Fleets today are under increasing pressure to be efficient when delivering the goods and services to customers. As an article by Australian Financial Review points out, the continuing growth of SMEs and the unstoppable rise of e-commerce have both been accelerating significantly in supply chains everywhere.

But the industry is up to the task, equipped with the latest and still-evolving technologies that have been making managing fleet easier even as they scale up.

Here's a look at the key areas in which technology has been driving improvements in fleet management.

1. Unique solutions to unique problems

Clients have unique, individual problems that they need solving, so there really isn't any be-all and end-all solution for all client needs. Telematics solutions providers have been finding out how technology isn't about finding that one solution, but investing in an array of capabilities in order to find the best one to fit a client.
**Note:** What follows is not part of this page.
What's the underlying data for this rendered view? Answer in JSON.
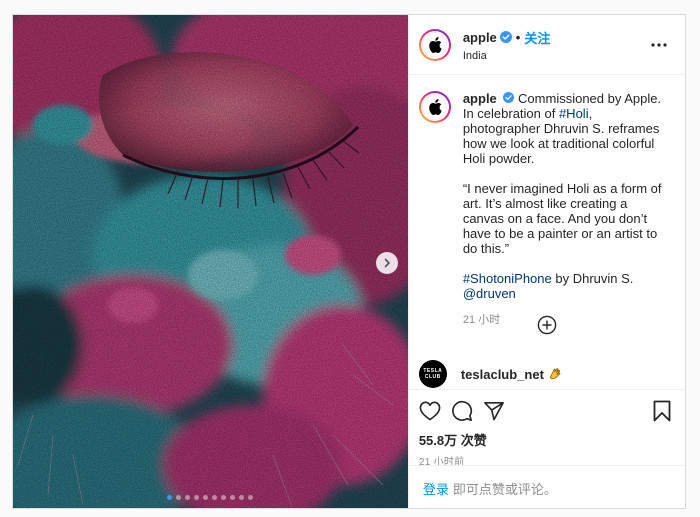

An article by Automotive Fleet reported how global fleet management services company ARI has found that the best way to go about this is finding the right technology — even when it isn't their own. Lou Vella, ARI's assistant manager of new product development, is quoted as saying, "We can't be good at everything. Some things aren't core to what ARI does. There are other companies within that space that provide superior technology and a superior product, and, in cases like that, we would recommend the best provider whether it is ARI or not."

The company maintains a technology lab in that gives customers the opportunity to see firsthand what some of this technology can do, which becomes a learning experience for them. This laboratory features both the company's own telematics and fleet management technology, along with that of partners and outside companies.

2. Practical Business Intelligence

With billions and billions of data points from a huge number of customers and vehicles reporting in real time, telematics companies have been amassing tremendously valuable business intelligence. So much so that some companies are able to turn this into an asset that enables them to help customers take advantage of all that data.

These companies are able to leverage this massive amount of information through various innovations over the past few years. Leading mobile workforce solutions provider Fleetmatics reports that by the end of 2017, when all qualified drivers in the US are required to fully comply with the FMCSA mandate on the use of Electronic Logging Devices (ELDs), this business intelligence is about to grow even more significantly.

In general, these devices will be connected with vehicle engines to automate driving status, and give drivers the ability to keep their record of duty status (RODS) and easily supply such records to roadside inspectors. And ELD systems integrated with vehicle and asset tracking will benefit clients beyond just basic compliance. They will see newly quantifiable returns on investment particularly in efficiency, where estimated times of arrival to customer locations will be improved through real-time visibility into location.

3. Safety and Productivity

Along with the new possibility of creating individualized driver profiles, fleet managers are now able to zero in on drivers to proscribe solutions to problems at the individual level. Individualized risk profiles matter a lot from a productivity standpoint, where companies are enabled to develop a cost per job. This in turn allows them to analyze and understand the cost for each activity.

An article by the Financial Times underscores how advances in telematics change even how employees are behaving. Expenses fraud is effectively reduced through monitoring, and costs are driven down significantly. Richard Perham of Airmax, a hardware and software engineering company, claims that fleet operators are able to save 30% in costs on the first year of installing telematics systems. Drivers simply drive very differently as they know they're being monitored, he adds.

On top of monitoring, improvements are also seen in driver behavior through real-time feedback. That is, drivers can be coached remotely in several key areas, such as speeding, excessive idling, sudden braking, and harsh turning. Besides safer driving, this matters to companies as well in terms of reducing wear and tear on vehicles.

While telematics is largely data-driven, there are also benefits to fleets that tend more towards the qualitative. Something that's difficult to quantify but regularly observed is an improvement in customer service. The increase in usage of telematics systems have on drivers the effect of feeling treated more as professionals. As this drives better driver performance, customer service also enjoys a boost.

JennIndustry Reports blogs about technological issues and innovations affecting today's companies.